"To transfer gas from Iran to its territory, Georgia should obtain licenses from Armenia because basically this is Armenia which is to receive Iranian gas at its border with Iran and deliver it to its neighboring Georgia," he said.

Pointing to plans discussed by Tehran and Tbilisi to embark on petrochemical joint ventures, Kakha Kaladze said  Iran will provide the much-needed feedstock and both Georgian and Iranian enterprises will contribute to the petrochemical projects.

"Plans have been made to export the manufactured petrochemical commodities to the European Union member states, which can definitely be a great incentive for Iranian private sector to invest in the project," he said.

"There are two routes to transfer Iran's natural gas to Georgia," he said, noting that the first plausible path would be through Azerbaijan and the second alternative route is through Armenia.

According to the Georgian energy minister, the details of the gas export route as well as price and volume will be discussed in future technical meetings.

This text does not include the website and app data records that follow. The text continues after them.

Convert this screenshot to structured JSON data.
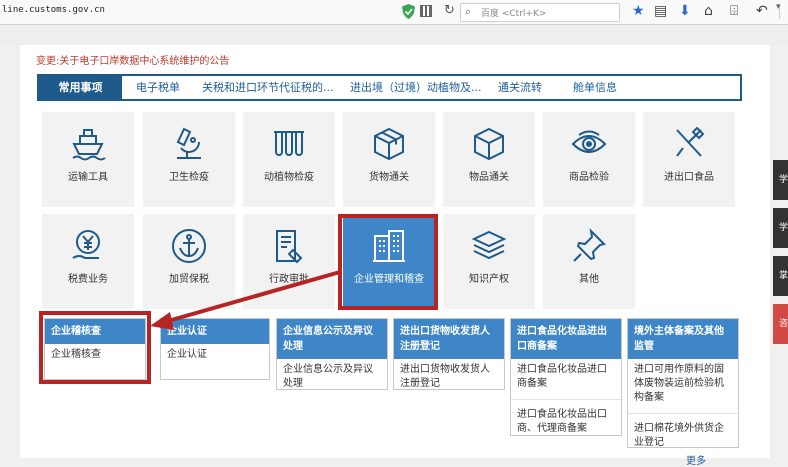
{
  "browser": {
    "url": "line.customs.gov.cn",
    "search_placeholder": "百度 <Ctrl+K>"
  },
  "notice": "变更:关于电子口岸数据中心系统维护的公告",
  "tabs": [
    {
      "label": "常用事项",
      "active": true
    },
    {
      "label": "电子税单"
    },
    {
      "label": "关税和进口环节代征税的..."
    },
    {
      "label": "进出境（过境）动植物及..."
    },
    {
      "label": "通关流转"
    },
    {
      "label": "舱单信息"
    }
  ],
  "tiles": [
    {
      "label": "运输工具",
      "icon": "ship-icon"
    },
    {
      "label": "卫生检疫",
      "icon": "microscope-icon"
    },
    {
      "label": "动植物检疫",
      "icon": "test-tubes-icon"
    },
    {
      "label": "货物通关",
      "icon": "package-icon"
    },
    {
      "label": "物品通关",
      "icon": "cube-icon"
    },
    {
      "label": "商品检验",
      "icon": "eye-icon"
    },
    {
      "label": "进出口食品",
      "icon": "fork-knife-icon"
    },
    {
      "label": "税费业务",
      "icon": "yen-icon"
    },
    {
      "label": "加贸保税",
      "icon": "anchor-icon"
    },
    {
      "label": "行政审批",
      "icon": "document-icon"
    },
    {
      "label": "企业管理和稽查",
      "icon": "building-icon",
      "highlighted": true
    },
    {
      "label": "知识产权",
      "icon": "layers-icon"
    },
    {
      "label": "其他",
      "icon": "pin-icon"
    }
  ],
  "categories": [
    {
      "title": "企业稽核查",
      "items": [
        "企业稽核查"
      ]
    },
    {
      "title": "企业认证",
      "items": [
        "企业认证"
      ]
    },
    {
      "title": "企业信息公示及异议处理",
      "items": [
        "企业信息公示及异议处理"
      ]
    },
    {
      "title": "进出口货物收发货人注册登记",
      "items": [
        "进出口货物收发货人注册登记"
      ]
    },
    {
      "title": "进口食品化妆品进出口商备案",
      "items": [
        "进口食品化妆品进口商备案",
        "进口食品化妆品出口商、代理商备案"
      ]
    },
    {
      "title": "境外主体备案及其他监管",
      "items": [
        "进口可用作原料的固体废物装运前检验机构备案",
        "进口棉花境外供货企业登记"
      ]
    }
  ],
  "right_strip": [
    "学",
    "学",
    "掌上",
    "咨"
  ],
  "more_label": "更多",
  "colors": {
    "accent": "#1e5a8a",
    "tile_blue": "#3e86c7",
    "highlight_red": "#b72424",
    "notice_red": "#c0392b"
  }
}
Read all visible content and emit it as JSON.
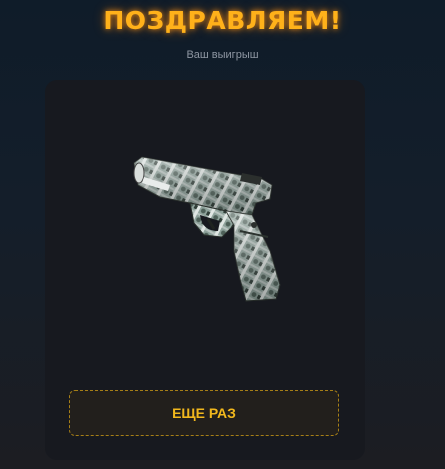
{
  "header": {
    "title": "ПОЗДРАВЛЯЕМ!",
    "subtitle": "Ваш выигрыш"
  },
  "prize": {
    "icon": "pistol-icon"
  },
  "actions": {
    "again_label": "ЕЩЕ РАЗ"
  },
  "colors": {
    "accent": "#ffb11a",
    "button_text": "#f2b81d",
    "card_bg": "#17191f"
  }
}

Kaladze is optimistic about the future prospects of cooperation between the two states and describes it as very promising.

If the plan becomes a reality, Georgia would be the last Caucasian state, after Armenia and Azerbaijan, to import gas from Iran.

  Energy Cooperation With Georgia

In a meeting between Energy Minister Hamid Chitchian and the Georgian energy minister, the two sides discussed energy project, including power plant construction in Georgia as well as the expansion and renovation of the Caucasian country's electricity network and connecting it to that of Russia, Armenia and Azerbaijan.

Stressing that electricity export to Europe through Georgia is on the Energy Ministry's list of priorities, Chitchian noted that no serious talks have been held in this regard yet, as synchronizing the electricity networks of the three countries is a matter of great urgency and will be followed in March 2016 in Tbilisi.

Regarding Georgia's hydroelectric development projects, the minister believes Iranian companies can play a key role in implementing the plans.

Pointing to the 300-megawatt transmission line between Iran and Georgia, Chitchian said plans have been made to increase the capacity by 1,200 MW as soon as the new transmission line becomes operational.